9. (S/NF) Palestinians must believe that Abbas is capable of 
securing a Palestinian state, Soliman stressed.  He noted 
recent positive developments in the West Bank, including 
improvements in the Palestinian security forces and the 
lifting of some Israeli roadblocks to facilitate commerce and 
movement.  He expressed concern, however, that continued 
settlement activity, Israeli Prime Minister Netanyahu's 
recent "radical" speech, and insufficient economic 
development in Palestinian areas were undermining the chances 
for resuming peace negotiations.  Soliman added that 
President Mubarak may invite Nentanyahu and Abbas to Cairo if 
efforts to re-start negotiations became "blocked." 
 
10. (S/NF) Soliman briefed General Petraeus on his efforts to 
facilitate Palestinian reconciliation.  Reconciliation 
remains elusive, he noted, as neither Hamas nor Fatah really 
want an agreement.  The Palestinian factions were currently 
in Cairo, he said, for discussions on releasing detainees. 
Talks were at an impasse, however, as Hamas had suspended 
reconciliation talks until Abbas released all Hamas detainees 
in the West Bank, which Soliman said Abbas would never 
accept.  Soliman also doubted that a reconciliation agreement 
would be reached by July 7 as Egypt previously announced, and 
anticipated that talks would be suspended for one-two months. 
 Despite the challenge and frustrations, Soliman promised 
that Egypt would "not give up" on Palestinian reconciliation. 
 "It is hard," he continued, "but I am always optimistic.  I 
consider myself a patient man, but I am loosing patience." 
 
------------------- 
Syria, Yemen, Afpak 
------------------- 
 
11. (S/NF)  Soliman hoped Syria would improve its 
relationship with the Arab world and the U.S. and stop 
serving as "Iran's lifeline" in the region.  He also stressed 
that Syria must cooperate with Iraq to improve border 
security and stem the flow of foreign fighters.  Soliman also 
called on Syria to drop its insistence that the 
Israeli-Palestinian conflict must be solved before Syria will 
reach an agreement with Israel on the Golan Heights. 
 
12. (S/NF) Soliman expressed concern over instability in 
 
CAIRO 00001349  003 OF 003 
 
 
Yemen and said Egypt was trying to help President Saleh, 

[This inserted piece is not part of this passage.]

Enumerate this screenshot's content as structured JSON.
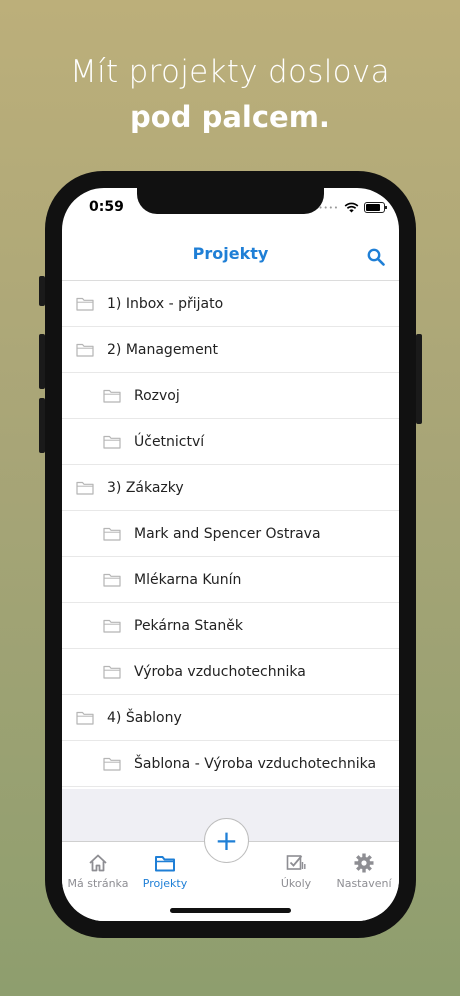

including by providing information on Iranian and Qatari 
support to the al-Houthi insurgents.  General Petraeus noted 
U.S. efforts to improve Yemen's capacity to combat 
extremists.  On Pakistan, General Petraeus said he was 
encouraged by the Pakistani military's operations in the Swat 
Valley and Northwest Frontier Province, including their focus 
on holding and rebuilding effected areas.  Soliman credited 
the Pakistani government for doing a better job of convincing 
people that extremists pose a real threat to Pakistani 
national security.  On Afghanistan, General Petraeus stressed 
the importance of arresting the downward spiral of violence 
and improving governance after the September 20 national 
elections. 
 
13.  (U) General Petraeus cleared this cable. 
SCOBEY